Would you restate all of the entries verbatim, minus any images?
##### Supplied entries #####
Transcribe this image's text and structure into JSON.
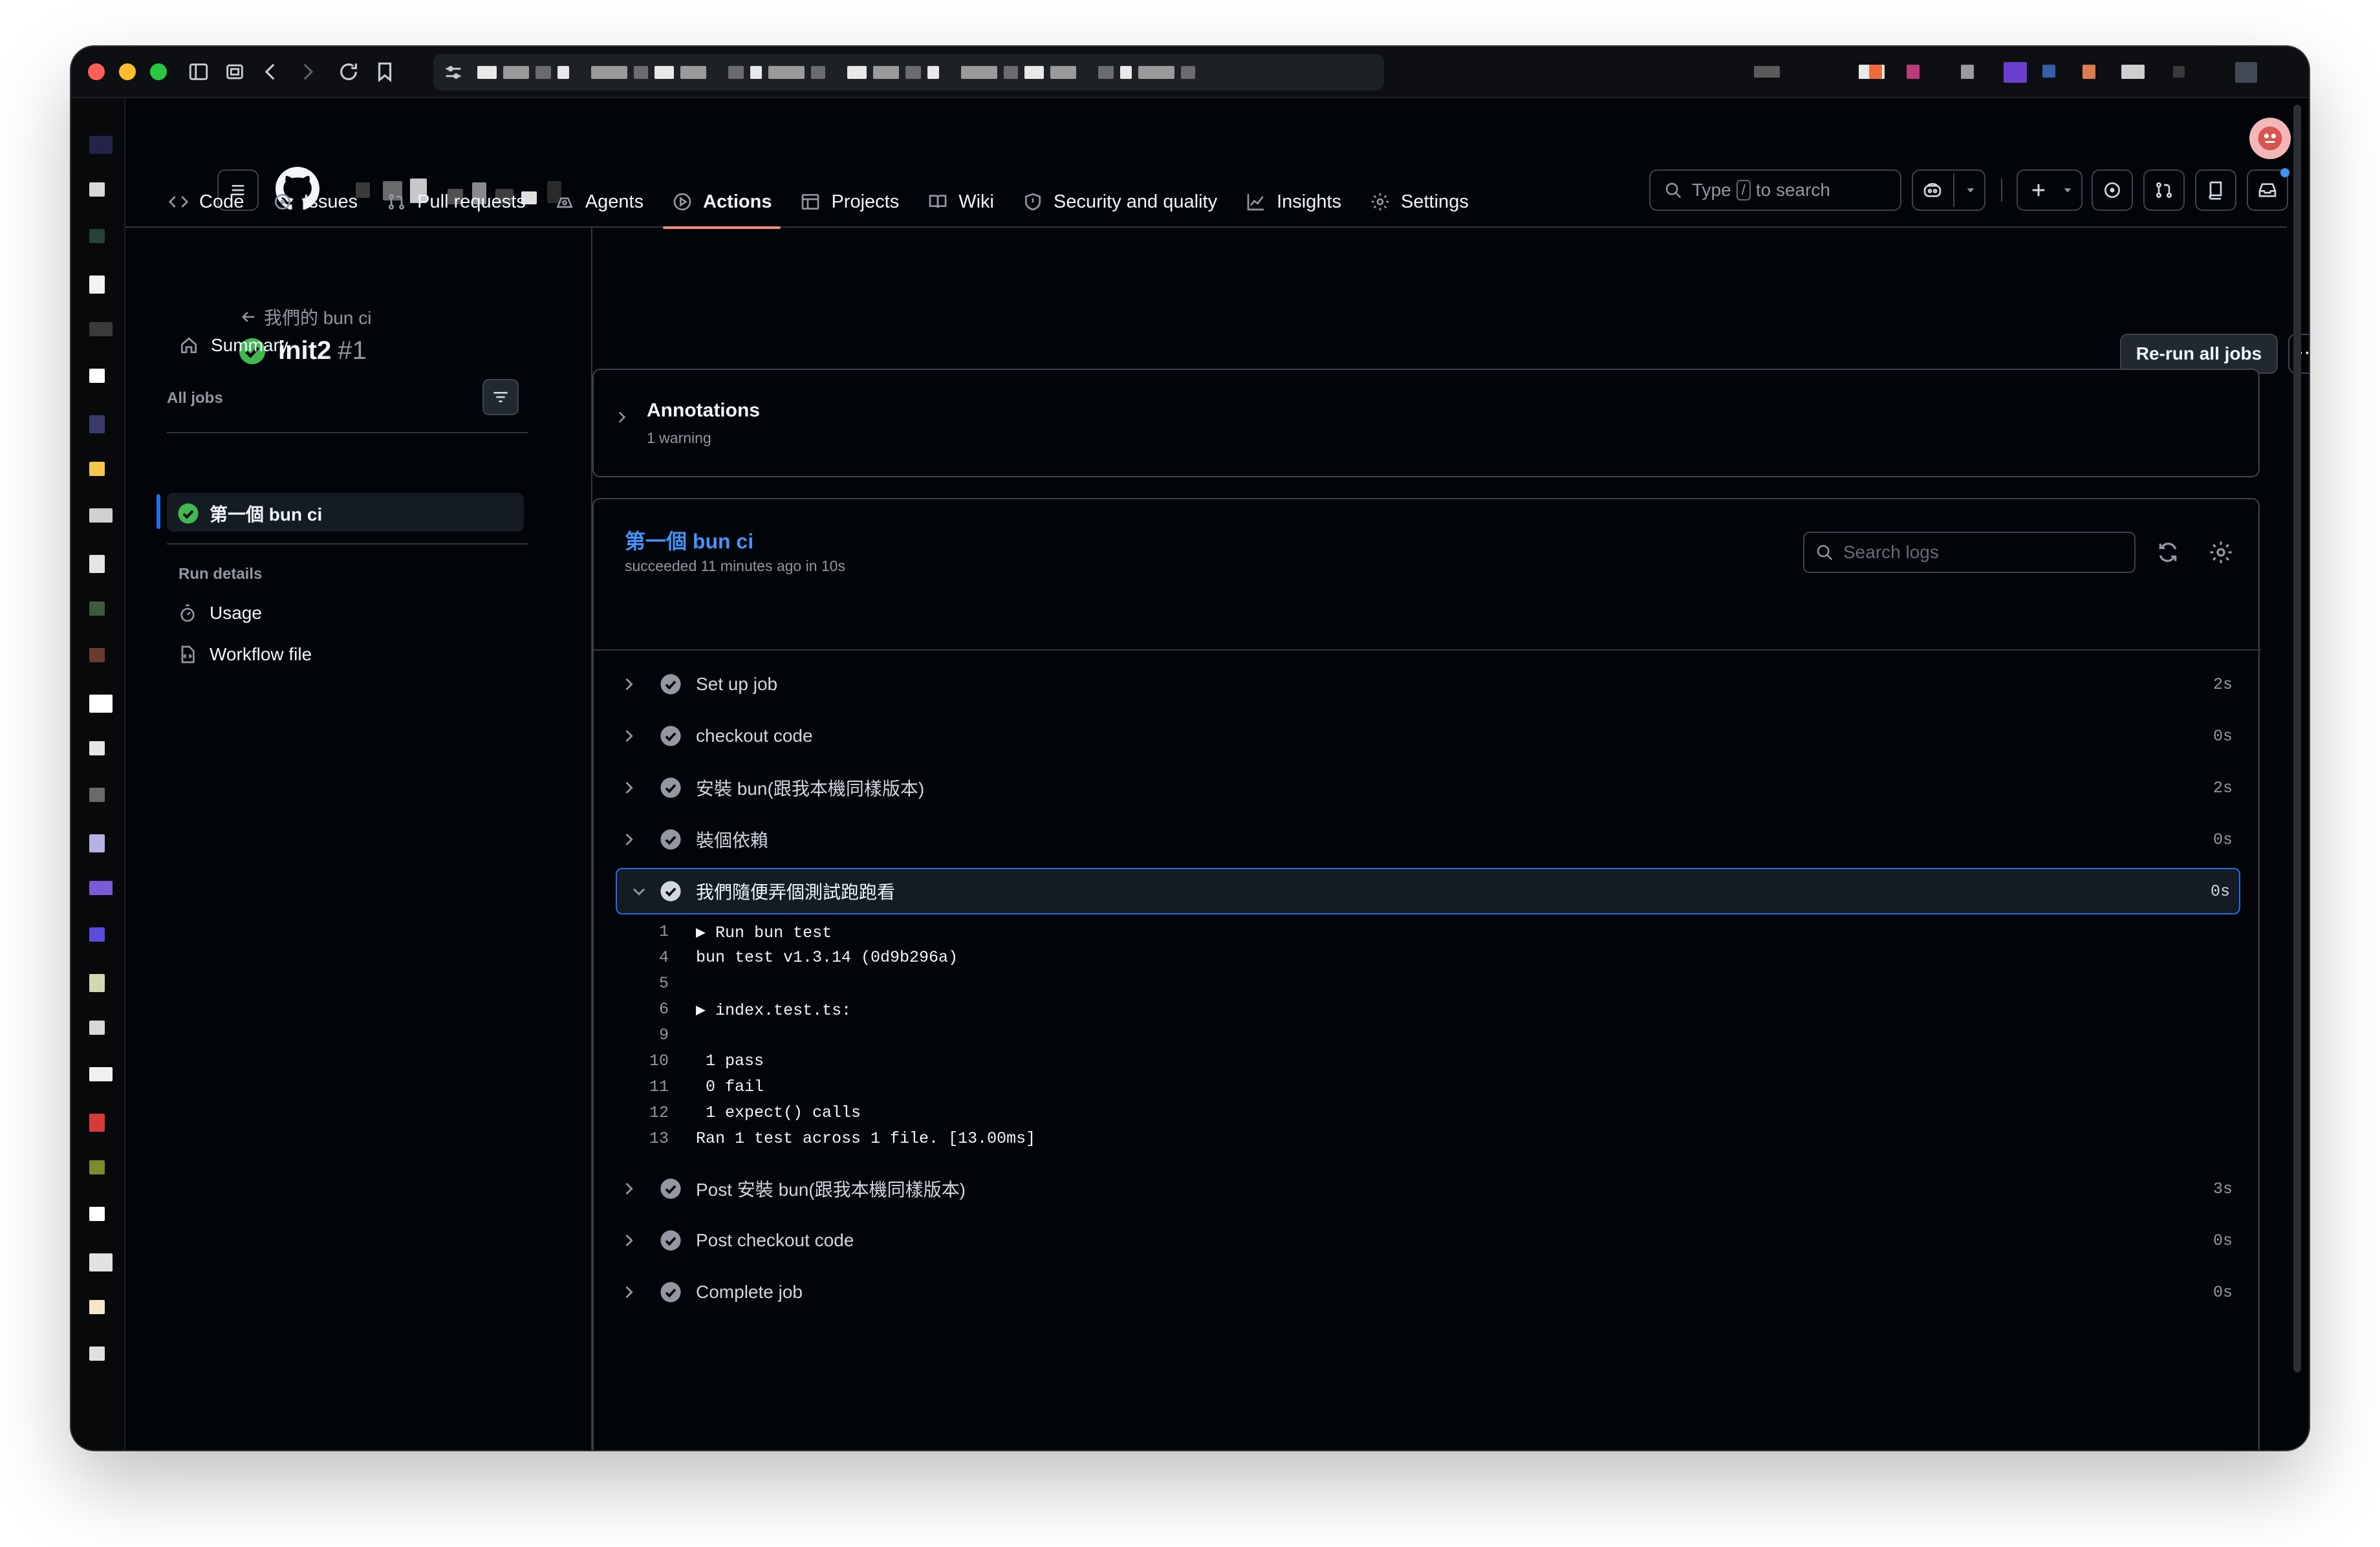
{
  "browser": {
    "url_blocks": 24
  },
  "header": {
    "search_prefix": "Type",
    "search_key": "/",
    "search_suffix": "to search",
    "icons": [
      "menu-icon",
      "github-logo",
      "copilot-icon",
      "plus-icon",
      "issue-icon",
      "pull-request-icon",
      "repo-icon",
      "inbox-icon"
    ]
  },
  "nav": {
    "tabs": [
      {
        "label": "Code",
        "icon": "code-icon"
      },
      {
        "label": "Issues",
        "icon": "issue-icon"
      },
      {
        "label": "Pull requests",
        "icon": "pull-request-icon"
      },
      {
        "label": "Agents",
        "icon": "agent-icon"
      },
      {
        "label": "Actions",
        "icon": "play-icon",
        "active": true
      },
      {
        "label": "Projects",
        "icon": "table-icon"
      },
      {
        "label": "Wiki",
        "icon": "book-icon"
      },
      {
        "label": "Security and quality",
        "icon": "shield-icon"
      },
      {
        "label": "Insights",
        "icon": "graph-icon"
      },
      {
        "label": "Settings",
        "icon": "gear-icon"
      }
    ]
  },
  "run": {
    "back_label": "我們的 bun ci",
    "title": "init2",
    "number": "#1",
    "rerun_label": "Re-run all jobs",
    "more_label": "···"
  },
  "sidebar": {
    "summary": "Summary",
    "all_jobs": "All jobs",
    "job": "第一個 bun ci",
    "run_details": "Run details",
    "usage": "Usage",
    "workflow_file": "Workflow file"
  },
  "annotations": {
    "title": "Annotations",
    "subtitle": "1 warning"
  },
  "job": {
    "name": "第一個 bun ci",
    "status": "succeeded 11 minutes ago in 10s",
    "search_placeholder": "Search logs",
    "steps": [
      {
        "label": "Set up job",
        "duration": "2s"
      },
      {
        "label": "checkout code",
        "duration": "0s"
      },
      {
        "label": "安裝 bun(跟我本機同樣版本)",
        "duration": "2s"
      },
      {
        "label": "裝個依賴",
        "duration": "0s"
      },
      {
        "label": "我們隨便弄個測試跑跑看",
        "duration": "0s",
        "expanded": true
      },
      {
        "label": "Post 安裝 bun(跟我本機同樣版本)",
        "duration": "3s"
      },
      {
        "label": "Post checkout code",
        "duration": "0s"
      },
      {
        "label": "Complete job",
        "duration": "0s"
      }
    ],
    "log": [
      {
        "n": "1",
        "t": "▶ Run bun test"
      },
      {
        "n": "4",
        "t": "bun test v1.3.14 (0d9b296a)"
      },
      {
        "n": "5",
        "t": ""
      },
      {
        "n": "6",
        "t": "▶ index.test.ts:"
      },
      {
        "n": "9",
        "t": ""
      },
      {
        "n": "10",
        "t": " 1 pass"
      },
      {
        "n": "11",
        "t": " 0 fail"
      },
      {
        "n": "12",
        "t": " 1 expect() calls"
      },
      {
        "n": "13",
        "t": "Ran 1 test across 1 file. [13.00ms]"
      }
    ]
  },
  "colors": {
    "success": "#3fb950",
    "accent": "#4493f8",
    "active_tab": "#fd8c73",
    "bg": "#010409",
    "border": "#3d444d"
  }
}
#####
* **Written answer**:
Transcribe this image's text and structure into JSON.
{
  "browser": {
    "url_blocks": 24
  },
  "header": {
    "search_prefix": "Type",
    "search_key": "/",
    "search_suffix": "to search",
    "icons": [
      "menu-icon",
      "github-logo",
      "copilot-icon",
      "plus-icon",
      "issue-icon",
      "pull-request-icon",
      "repo-icon",
      "inbox-icon"
    ]
  },
  "nav": {
    "tabs": [
      {
        "label": "Code",
        "icon": "code-icon"
      },
      {
        "label": "Issues",
        "icon": "issue-icon"
      },
      {
        "label": "Pull requests",
        "icon": "pull-request-icon"
      },
      {
        "label": "Agents",
        "icon": "agent-icon"
      },
      {
        "label": "Actions",
        "icon": "play-icon",
        "active": true
      },
      {
        "label": "Projects",
        "icon": "table-icon"
      },
      {
        "label": "Wiki",
        "icon": "book-icon"
      },
      {
        "label": "Security and quality",
        "icon": "shield-icon"
      },
      {
        "label": "Insights",
        "icon": "graph-icon"
      },
      {
        "label": "Settings",
        "icon": "gear-icon"
      }
    ]
  },
  "run": {
    "back_label": "我們的 bun ci",
    "title": "init2",
    "number": "#1",
    "rerun_label": "Re-run all jobs",
    "more_label": "···"
  },
  "sidebar": {
    "summary": "Summary",
    "all_jobs": "All jobs",
    "job": "第一個 bun ci",
    "run_details": "Run details",
    "usage": "Usage",
    "workflow_file": "Workflow file"
  },
  "annotations": {
    "title": "Annotations",
    "subtitle": "1 warning"
  },
  "job": {
    "name": "第一個 bun ci",
    "status": "succeeded 11 minutes ago in 10s",
    "search_placeholder": "Search logs",
    "steps": [
      {
        "label": "Set up job",
        "duration": "2s"
      },
      {
        "label": "checkout code",
        "duration": "0s"
      },
      {
        "label": "安裝 bun(跟我本機同樣版本)",
        "duration": "2s"
      },
      {
        "label": "裝個依賴",
        "duration": "0s"
      },
      {
        "label": "我們隨便弄個測試跑跑看",
        "duration": "0s",
        "expanded": true
      },
      {
        "label": "Post 安裝 bun(跟我本機同樣版本)",
        "duration": "3s"
      },
      {
        "label": "Post checkout code",
        "duration": "0s"
      },
      {
        "label": "Complete job",
        "duration": "0s"
      }
    ],
    "log": [
      {
        "n": "1",
        "t": "▶ Run bun test"
      },
      {
        "n": "4",
        "t": "bun test v1.3.14 (0d9b296a)"
      },
      {
        "n": "5",
        "t": ""
      },
      {
        "n": "6",
        "t": "▶ index.test.ts:"
      },
      {
        "n": "9",
        "t": ""
      },
      {
        "n": "10",
        "t": " 1 pass"
      },
      {
        "n": "11",
        "t": " 0 fail"
      },
      {
        "n": "12",
        "t": " 1 expect() calls"
      },
      {
        "n": "13",
        "t": "Ran 1 test across 1 file. [13.00ms]"
      }
    ]
  },
  "colors": {
    "success": "#3fb950",
    "accent": "#4493f8",
    "active_tab": "#fd8c73",
    "bg": "#010409",
    "border": "#3d444d"
  }
}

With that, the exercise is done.